Chalmers is correct to argue that the discovery of brute correlations (or connections) between conscious states and physical states is only the beginning of the story – or, at the least, a different story to the story of sentience altogether. Chalmers last point is very telling, if not overtly pessimistic. He writes that

it is hard to see what we could do to move ahead in our understanding of the basis of consciousness”.

Perhaps this word ‘basis’ is incorrectly used here. We do indeed partly know the basis of consciousness. What we don’t know is the why-of-consciousness. What we can't explain is why a conscious state should arise out of such a physical basis in the brain. The correlates are known; though not why they are correlated.

Some philosophers seem to offer a way out of this impasse that is, quite frankly, little more than a cop-out. In general terms, they “hope that sentience [will be] reducible to sapience” [601]. Surely this couldn’t be the case.

This is the position on offer:

"… all there is to being conscious is acting and interacting intelligently in a complex environment (see e.g. Dennet 1991)."

Acting thus and so is to be conscious. What of feelings and other sensuous states? These are species of sapient state. Functionalists, for instance, may hold that, to be in pain is to be in a state with the right sorts of cause and effect. Pains are caused by tissue damage and result in aversive behaviour (including the formation of various beliefs and desires).
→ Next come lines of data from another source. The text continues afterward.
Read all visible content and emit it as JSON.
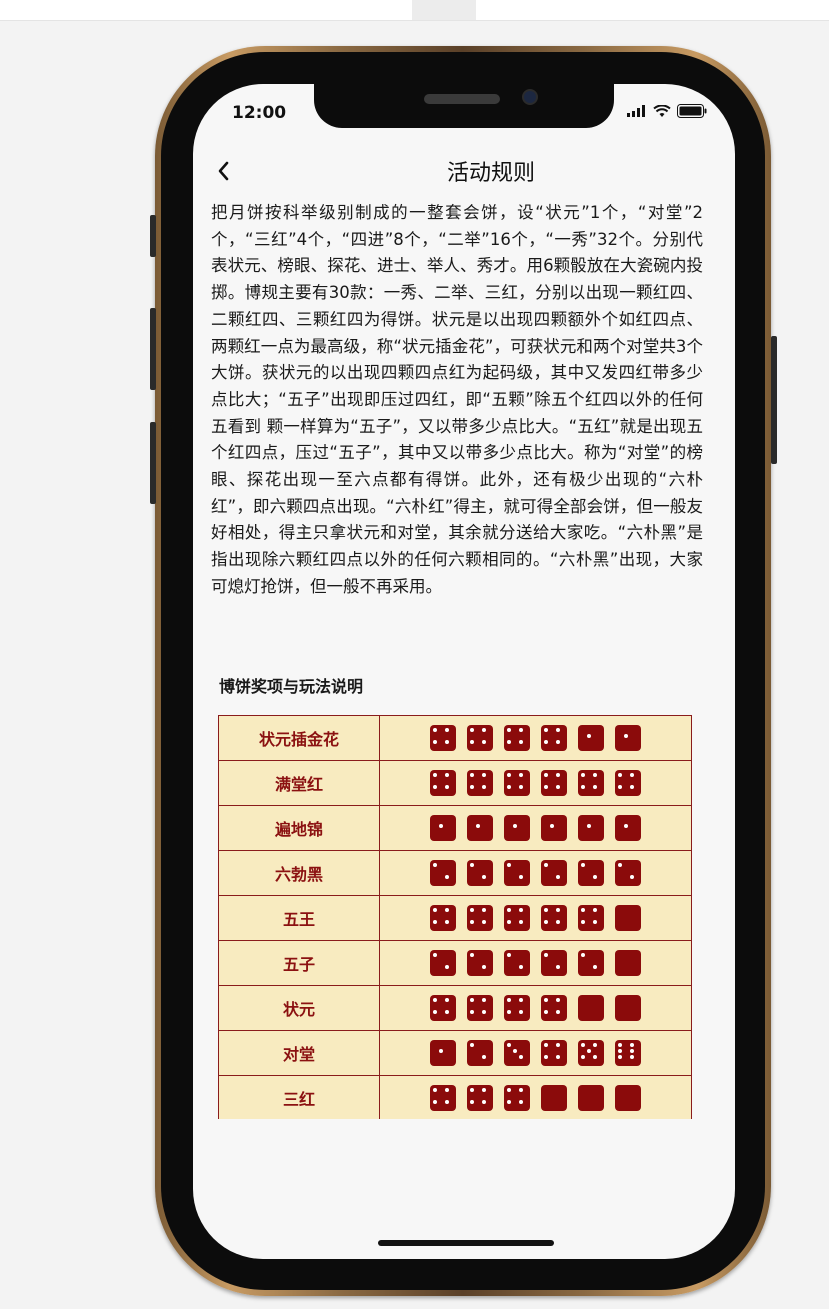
{
  "status": {
    "time": "12:00"
  },
  "nav": {
    "title": "活动规则"
  },
  "rules": {
    "text": "把月饼按科举级别制成的一整套会饼，设“状元”1个，“对堂”2个，“三红”4个，“四进”8个，“二举”16个，“一秀”32个。分别代表状元、榜眼、探花、进士、举人、秀才。用6颗骰放在大瓷碗内投掷。博规主要有30款：一秀、二举、三红，分别以出现一颗红四、二颗红四、三颗红四为得饼。状元是以出现四颗额外个如红四点、两颗红一点为最高级，称“状元插金花”，可获状元和两个对堂共3个大饼。获状元的以出现四颗四点红为起码级，其中又发四红带多少点比大；“五子”出现即压过四红，即“五颗”除五个红四以外的任何五看到 颗一样算为“五子”，又以带多少点比大。“五红”就是出现五个红四点，压过“五子”，其中又以带多少点比大。称为“对堂”的榜眼、探花出现一至六点都有得饼。此外，还有极少出现的“六朴红”，即六颗四点出现。“六朴红”得主，就可得全部会饼，但一般友好相处，得主只拿状元和对堂，其余就分送给大家吃。“六朴黑”是指出现除六颗红四点以外的任何六颗相同的。“六朴黑”出现，大家可熄灯抢饼，但一般不再采用。"
  },
  "prizes": {
    "section_title": "博饼奖项与玩法说明",
    "rows": [
      {
        "name": "状元插金花",
        "dice": [
          4,
          4,
          4,
          4,
          1,
          1
        ]
      },
      {
        "name": "满堂红",
        "dice": [
          4,
          4,
          4,
          4,
          4,
          4
        ]
      },
      {
        "name": "遍地锦",
        "dice": [
          1,
          1,
          1,
          1,
          1,
          1
        ]
      },
      {
        "name": "六勃黑",
        "dice": [
          2,
          2,
          2,
          2,
          2,
          2
        ]
      },
      {
        "name": "五王",
        "dice": [
          4,
          4,
          4,
          4,
          4,
          0
        ]
      },
      {
        "name": "五子",
        "dice": [
          2,
          2,
          2,
          2,
          2,
          0
        ]
      },
      {
        "name": "状元",
        "dice": [
          4,
          4,
          4,
          4,
          0,
          0
        ]
      },
      {
        "name": "对堂",
        "dice": [
          1,
          2,
          3,
          4,
          5,
          6
        ]
      },
      {
        "name": "三红",
        "dice": [
          4,
          4,
          4,
          0,
          0,
          0
        ]
      }
    ]
  },
  "colors": {
    "die": "#8b0b0b",
    "table_bg": "#f8ebc0",
    "table_border": "#8a1c1c",
    "name_text": "#8b1111"
  }
}
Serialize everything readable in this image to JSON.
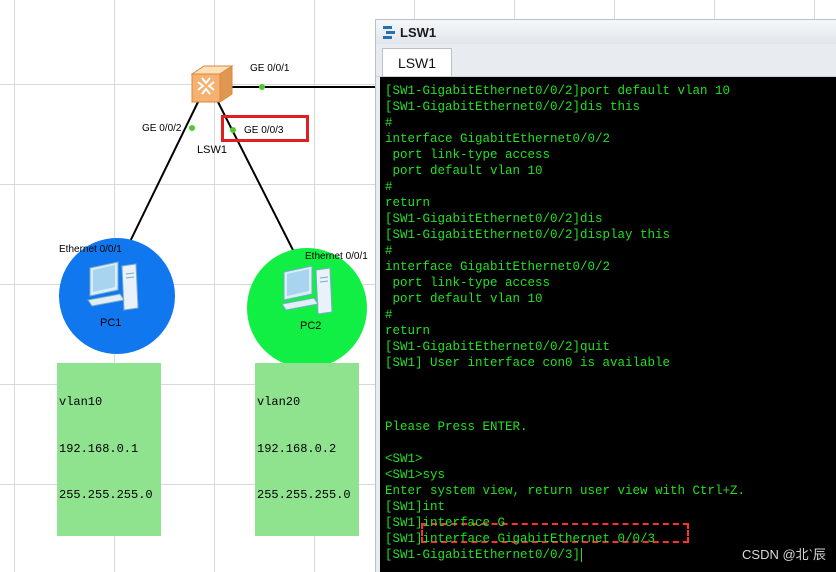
{
  "topology": {
    "switch": {
      "name": "LSW1",
      "icon": "switch-icon"
    },
    "ports": {
      "ge001": "GE 0/0/1",
      "ge002": "GE 0/0/2",
      "ge003": "GE 0/0/3",
      "pc1_eth": "Ethernet 0/0/1",
      "pc2_eth": "Ethernet 0/0/1"
    },
    "pc1": {
      "name": "PC1",
      "color": "#1177ee",
      "icon": "pc-icon",
      "info": [
        "vlan10",
        "192.168.0.1",
        "255.255.255.0"
      ]
    },
    "pc2": {
      "name": "PC2",
      "color": "#11ee44",
      "icon": "pc-icon",
      "info": [
        "vlan20",
        "192.168.0.2",
        "255.255.255.0"
      ]
    },
    "highlight_color": "#e02020"
  },
  "console": {
    "window_title": "LSW1",
    "tab_label": "LSW1",
    "text_color": "#22e022",
    "lines": [
      "[SW1-GigabitEthernet0/0/2]port default vlan 10",
      "[SW1-GigabitEthernet0/0/2]dis this",
      "#",
      "interface GigabitEthernet0/0/2",
      " port link-type access",
      " port default vlan 10",
      "#",
      "return",
      "[SW1-GigabitEthernet0/0/2]dis",
      "[SW1-GigabitEthernet0/0/2]display this",
      "#",
      "interface GigabitEthernet0/0/2",
      " port link-type access",
      " port default vlan 10",
      "#",
      "return",
      "[SW1-GigabitEthernet0/0/2]quit",
      "[SW1] User interface con0 is available",
      "",
      "",
      "",
      "Please Press ENTER.",
      "",
      "<SW1>",
      "<SW1>sys",
      "Enter system view, return user view with Ctrl+Z.",
      "[SW1]int",
      "[SW1]interface G",
      "[SW1]interface GigabitEthernet 0/0/3",
      "[SW1-GigabitEthernet0/0/3]"
    ]
  },
  "watermark": "CSDN @北`辰"
}
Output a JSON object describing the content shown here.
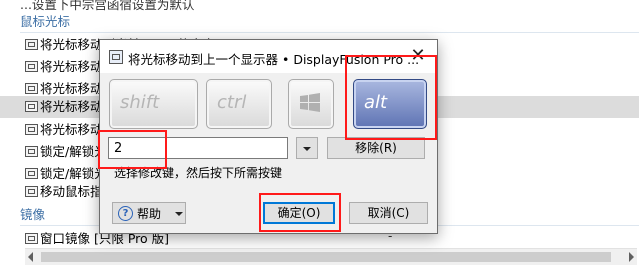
{
  "background": {
    "top_partial_text": "...设置下中宗宫函宿设置为默认",
    "groups": [
      {
        "label": "鼠标光标"
      },
      {
        "label": "镜像"
      }
    ],
    "rows": [
      {
        "label": "将光标移动到当前显示器的中央"
      },
      {
        "label": "将光标移动到下一个显示器"
      },
      {
        "label": "将光标移动到上一个显示器"
      },
      {
        "label": "将光标移动到当前显示器"
      },
      {
        "label": "将光标移动到主显示器"
      },
      {
        "label": "锁定/解锁光标"
      },
      {
        "label": "锁定/解锁光标到当前显示器"
      },
      {
        "label": "移动鼠标指针"
      }
    ],
    "mirror_row": {
      "label": "窗口镜像 [只限 Pro 版]",
      "value": "-"
    }
  },
  "dialog": {
    "title": "将光标移动到上一个显示器 • DisplayFusion Pro ...",
    "keys": {
      "shift": "shift",
      "ctrl": "ctrl",
      "alt": "alt",
      "win_icon": "windows-logo-icon"
    },
    "hotkey_value": "2",
    "remove_label": "移除(R)",
    "hint": "选择修改键，然后按下所需按键",
    "help_label": "帮助",
    "ok_label": "确定(O)",
    "cancel_label": "取消(C)",
    "active_key": "alt"
  },
  "colors": {
    "annotation_red": "#ff1a1a",
    "group_blue": "#3d6fa5",
    "alt_key": "#6a7fbf",
    "focus_blue": "#0078d7"
  }
}
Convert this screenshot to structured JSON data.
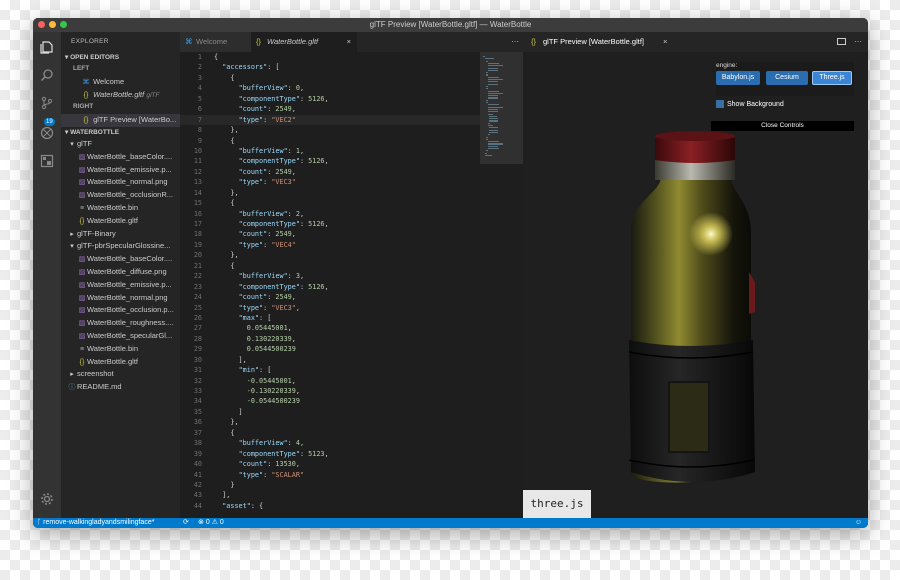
{
  "window": {
    "title": "glTF Preview [WaterBottle.gltf] — WaterBottle"
  },
  "explorer": {
    "title": "EXPLORER",
    "open_editors": {
      "header": "OPEN EDITORS",
      "left_group": "LEFT",
      "right_group": "RIGHT",
      "left_items": [
        {
          "icon": "vscode-icon",
          "label": "Welcome",
          "suffix": ""
        },
        {
          "icon": "json-icon",
          "label": "WaterBottle.gltf",
          "suffix": "glTF"
        }
      ],
      "right_items": [
        {
          "icon": "json-icon",
          "label": "glTF Preview [WaterBo..."
        }
      ]
    },
    "folder": {
      "header": "WATERBOTTLE",
      "tree": [
        {
          "depth": 0,
          "type": "folder-open",
          "label": "glTF"
        },
        {
          "depth": 1,
          "type": "image",
          "label": "WaterBottle_baseColor...."
        },
        {
          "depth": 1,
          "type": "image",
          "label": "WaterBottle_emissive.p..."
        },
        {
          "depth": 1,
          "type": "image",
          "label": "WaterBottle_normal.png"
        },
        {
          "depth": 1,
          "type": "image",
          "label": "WaterBottle_occlusionR..."
        },
        {
          "depth": 1,
          "type": "bin",
          "label": "WaterBottle.bin"
        },
        {
          "depth": 1,
          "type": "json",
          "label": "WaterBottle.gltf"
        },
        {
          "depth": 0,
          "type": "folder-closed",
          "label": "glTF-Binary"
        },
        {
          "depth": 0,
          "type": "folder-open",
          "label": "glTF-pbrSpecularGlossine..."
        },
        {
          "depth": 1,
          "type": "image",
          "label": "WaterBottle_baseColor...."
        },
        {
          "depth": 1,
          "type": "image",
          "label": "WaterBottle_diffuse.png"
        },
        {
          "depth": 1,
          "type": "image",
          "label": "WaterBottle_emissive.p..."
        },
        {
          "depth": 1,
          "type": "image",
          "label": "WaterBottle_normal.png"
        },
        {
          "depth": 1,
          "type": "image",
          "label": "WaterBottle_occlusion.p..."
        },
        {
          "depth": 1,
          "type": "image",
          "label": "WaterBottle_roughness...."
        },
        {
          "depth": 1,
          "type": "image",
          "label": "WaterBottle_specularGl..."
        },
        {
          "depth": 1,
          "type": "bin",
          "label": "WaterBottle.bin"
        },
        {
          "depth": 1,
          "type": "json",
          "label": "WaterBottle.gltf"
        },
        {
          "depth": 0,
          "type": "folder-closed",
          "label": "screenshot"
        },
        {
          "depth": 0,
          "type": "info",
          "label": "README.md"
        }
      ]
    }
  },
  "activity_bar": {
    "scm_badge": "19"
  },
  "editor": {
    "tabs": [
      {
        "label": "Welcome",
        "icon": "vscode-icon"
      },
      {
        "label": "WaterBottle.gltf",
        "icon": "json-icon",
        "close": "×"
      }
    ],
    "more": "···",
    "current_line": 7,
    "lines": [
      [
        [
          "p",
          "{"
        ]
      ],
      [
        [
          "p",
          "  "
        ],
        [
          "k",
          "\"accessors\""
        ],
        [
          "p",
          ": ["
        ]
      ],
      [
        [
          "p",
          "    {"
        ]
      ],
      [
        [
          "p",
          "      "
        ],
        [
          "k",
          "\"bufferView\""
        ],
        [
          "p",
          ": "
        ],
        [
          "n",
          "0"
        ],
        [
          "p",
          ","
        ]
      ],
      [
        [
          "p",
          "      "
        ],
        [
          "k",
          "\"componentType\""
        ],
        [
          "p",
          ": "
        ],
        [
          "n",
          "5126"
        ],
        [
          "p",
          ","
        ]
      ],
      [
        [
          "p",
          "      "
        ],
        [
          "k",
          "\"count\""
        ],
        [
          "p",
          ": "
        ],
        [
          "n",
          "2549"
        ],
        [
          "p",
          ","
        ]
      ],
      [
        [
          "p",
          "      "
        ],
        [
          "k",
          "\"type\""
        ],
        [
          "p",
          ": "
        ],
        [
          "s",
          "\"VEC2\""
        ]
      ],
      [
        [
          "p",
          "    },"
        ]
      ],
      [
        [
          "p",
          "    {"
        ]
      ],
      [
        [
          "p",
          "      "
        ],
        [
          "k",
          "\"bufferView\""
        ],
        [
          "p",
          ": "
        ],
        [
          "n",
          "1"
        ],
        [
          "p",
          ","
        ]
      ],
      [
        [
          "p",
          "      "
        ],
        [
          "k",
          "\"componentType\""
        ],
        [
          "p",
          ": "
        ],
        [
          "n",
          "5126"
        ],
        [
          "p",
          ","
        ]
      ],
      [
        [
          "p",
          "      "
        ],
        [
          "k",
          "\"count\""
        ],
        [
          "p",
          ": "
        ],
        [
          "n",
          "2549"
        ],
        [
          "p",
          ","
        ]
      ],
      [
        [
          "p",
          "      "
        ],
        [
          "k",
          "\"type\""
        ],
        [
          "p",
          ": "
        ],
        [
          "s",
          "\"VEC3\""
        ]
      ],
      [
        [
          "p",
          "    },"
        ]
      ],
      [
        [
          "p",
          "    {"
        ]
      ],
      [
        [
          "p",
          "      "
        ],
        [
          "k",
          "\"bufferView\""
        ],
        [
          "p",
          ": "
        ],
        [
          "n",
          "2"
        ],
        [
          "p",
          ","
        ]
      ],
      [
        [
          "p",
          "      "
        ],
        [
          "k",
          "\"componentType\""
        ],
        [
          "p",
          ": "
        ],
        [
          "n",
          "5126"
        ],
        [
          "p",
          ","
        ]
      ],
      [
        [
          "p",
          "      "
        ],
        [
          "k",
          "\"count\""
        ],
        [
          "p",
          ": "
        ],
        [
          "n",
          "2549"
        ],
        [
          "p",
          ","
        ]
      ],
      [
        [
          "p",
          "      "
        ],
        [
          "k",
          "\"type\""
        ],
        [
          "p",
          ": "
        ],
        [
          "s",
          "\"VEC4\""
        ]
      ],
      [
        [
          "p",
          "    },"
        ]
      ],
      [
        [
          "p",
          "    {"
        ]
      ],
      [
        [
          "p",
          "      "
        ],
        [
          "k",
          "\"bufferView\""
        ],
        [
          "p",
          ": "
        ],
        [
          "n",
          "3"
        ],
        [
          "p",
          ","
        ]
      ],
      [
        [
          "p",
          "      "
        ],
        [
          "k",
          "\"componentType\""
        ],
        [
          "p",
          ": "
        ],
        [
          "n",
          "5126"
        ],
        [
          "p",
          ","
        ]
      ],
      [
        [
          "p",
          "      "
        ],
        [
          "k",
          "\"count\""
        ],
        [
          "p",
          ": "
        ],
        [
          "n",
          "2549"
        ],
        [
          "p",
          ","
        ]
      ],
      [
        [
          "p",
          "      "
        ],
        [
          "k",
          "\"type\""
        ],
        [
          "p",
          ": "
        ],
        [
          "s",
          "\"VEC3\""
        ],
        [
          "p",
          ","
        ]
      ],
      [
        [
          "p",
          "      "
        ],
        [
          "k",
          "\"max\""
        ],
        [
          "p",
          ": ["
        ]
      ],
      [
        [
          "p",
          "        "
        ],
        [
          "n",
          "0.05445001"
        ],
        [
          "p",
          ","
        ]
      ],
      [
        [
          "p",
          "        "
        ],
        [
          "n",
          "0.130220339"
        ],
        [
          "p",
          ","
        ]
      ],
      [
        [
          "p",
          "        "
        ],
        [
          "n",
          "0.0544500239"
        ]
      ],
      [
        [
          "p",
          "      ],"
        ]
      ],
      [
        [
          "p",
          "      "
        ],
        [
          "k",
          "\"min\""
        ],
        [
          "p",
          ": ["
        ]
      ],
      [
        [
          "p",
          "        "
        ],
        [
          "n",
          "-0.05445001"
        ],
        [
          "p",
          ","
        ]
      ],
      [
        [
          "p",
          "        "
        ],
        [
          "n",
          "-0.130220339"
        ],
        [
          "p",
          ","
        ]
      ],
      [
        [
          "p",
          "        "
        ],
        [
          "n",
          "-0.0544500239"
        ]
      ],
      [
        [
          "p",
          "      ]"
        ]
      ],
      [
        [
          "p",
          "    },"
        ]
      ],
      [
        [
          "p",
          "    {"
        ]
      ],
      [
        [
          "p",
          "      "
        ],
        [
          "k",
          "\"bufferView\""
        ],
        [
          "p",
          ": "
        ],
        [
          "n",
          "4"
        ],
        [
          "p",
          ","
        ]
      ],
      [
        [
          "p",
          "      "
        ],
        [
          "k",
          "\"componentType\""
        ],
        [
          "p",
          ": "
        ],
        [
          "n",
          "5123"
        ],
        [
          "p",
          ","
        ]
      ],
      [
        [
          "p",
          "      "
        ],
        [
          "k",
          "\"count\""
        ],
        [
          "p",
          ": "
        ],
        [
          "n",
          "13530"
        ],
        [
          "p",
          ","
        ]
      ],
      [
        [
          "p",
          "      "
        ],
        [
          "k",
          "\"type\""
        ],
        [
          "p",
          ": "
        ],
        [
          "s",
          "\"SCALAR\""
        ]
      ],
      [
        [
          "p",
          "    }"
        ]
      ],
      [
        [
          "p",
          "  ],"
        ]
      ],
      [
        [
          "p",
          "  "
        ],
        [
          "k",
          "\"asset\""
        ],
        [
          "p",
          ": {"
        ]
      ]
    ]
  },
  "preview": {
    "tab_label": "glTF Preview [WaterBottle.gltf]",
    "engine_label": "engine:",
    "engines": [
      "Babylon.js",
      "Cesium",
      "Three.js"
    ],
    "selected_engine": "Three.js",
    "show_background": "Show Background",
    "close_controls": "Close Controls",
    "renderer_tag": "three.js"
  },
  "statusbar": {
    "branch": "remove-walkingladyandsmilingface*",
    "errors": "0",
    "warnings": "0",
    "feedback_icon": "smiley-icon"
  },
  "colors": {
    "accent": "#007acc",
    "selected_engine": "#2a6db0",
    "cap": "#7a1a1e"
  }
}
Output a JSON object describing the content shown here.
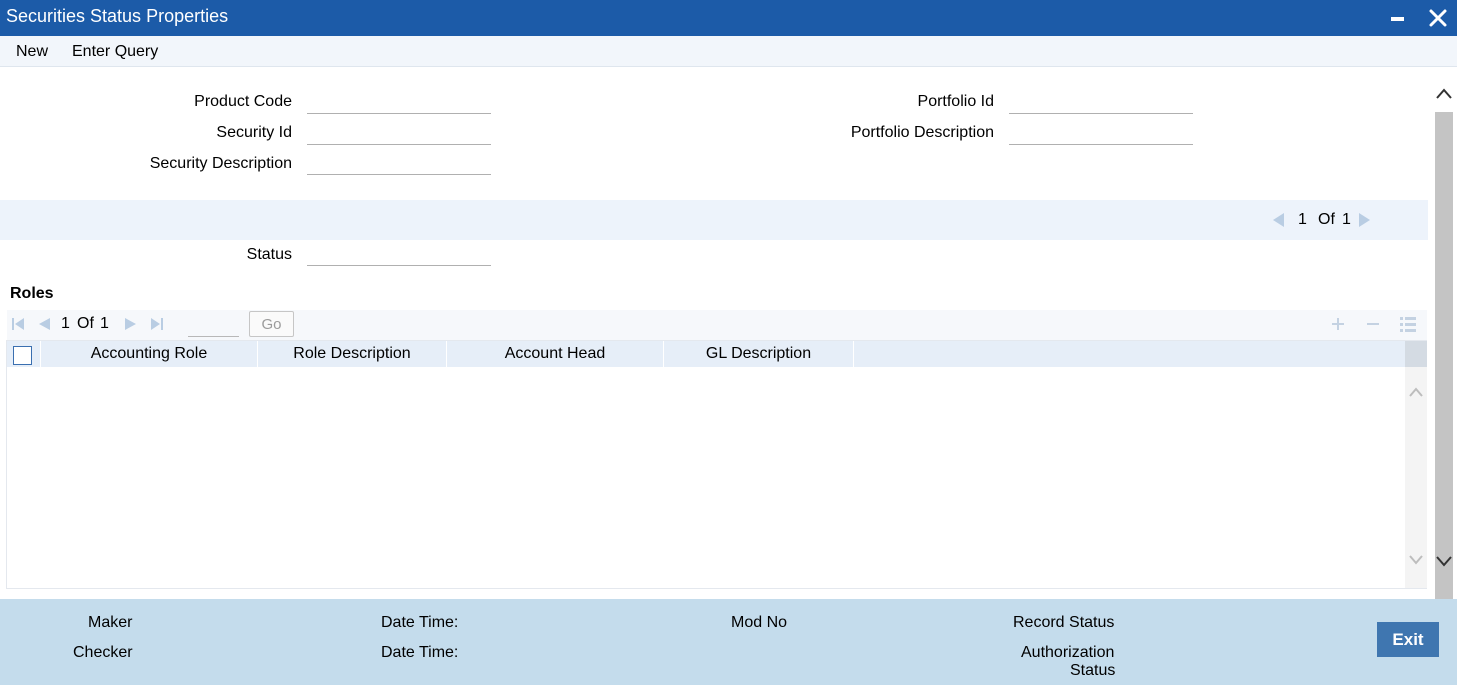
{
  "window": {
    "title": "Securities Status Properties",
    "minimize_icon": "minimize-icon",
    "close_icon": "close-icon",
    "title_bg": "#1c5ba8"
  },
  "menu": {
    "new_label": "New",
    "enter_query_label": "Enter Query"
  },
  "form": {
    "product_code_label": "Product Code",
    "product_code_value": "",
    "security_id_label": "Security Id",
    "security_id_value": "",
    "security_description_label": "Security Description",
    "security_description_value": "",
    "portfolio_id_label": "Portfolio Id",
    "portfolio_id_value": "",
    "portfolio_description_label": "Portfolio Description",
    "portfolio_description_value": "",
    "status_label": "Status",
    "status_value": ""
  },
  "record_pager": {
    "current": "1",
    "of_label": "Of",
    "total": "1"
  },
  "roles": {
    "title": "Roles",
    "pager": {
      "current": "1",
      "of_label": "Of",
      "total": "1",
      "go_label": "Go",
      "page_input": ""
    },
    "columns": [
      "Accounting Role",
      "Role Description",
      "Account Head",
      "GL Description"
    ],
    "rows": []
  },
  "footer": {
    "maker_label": "Maker",
    "checker_label": "Checker",
    "date_time_label_1": "Date Time:",
    "date_time_label_2": "Date Time:",
    "mod_no_label": "Mod No",
    "record_status_label": "Record Status",
    "authorization_label": "Authorization",
    "status_label": "Status",
    "exit_label": "Exit",
    "exit_color": "#3f76b0",
    "footer_bg": "#c4dcec"
  }
}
This is indeed a reductive explanation of consciousness. It seems, to me, to be obviously false and even disingenuous in nature. How could anyone really believe that consciousness is our acting and interacting in a complex environment? How could anyone believe that acting thus and so is to be conscious? No. Consciousness comes along with interacting intelligently. Consciousness comes along with functional roles as well. Pain, on the functionalist picture, is indeed caused by tissue damage. And it's true that pain results in the right sorts of aversive behaviour (including the formation of various beliefs and desires about pain and ways of escaping pain). But all these causes and effects are accompanied by consciousness. They aren't examples of consciousness. They may even be the necessary accompaniments of consciousness; though they aren't sufficient for it. It's is incredible, again, that any philosophy could uphold these reductive (or functionalist) explanations of consciousness. And yet they do!

No comments:

Post a Comment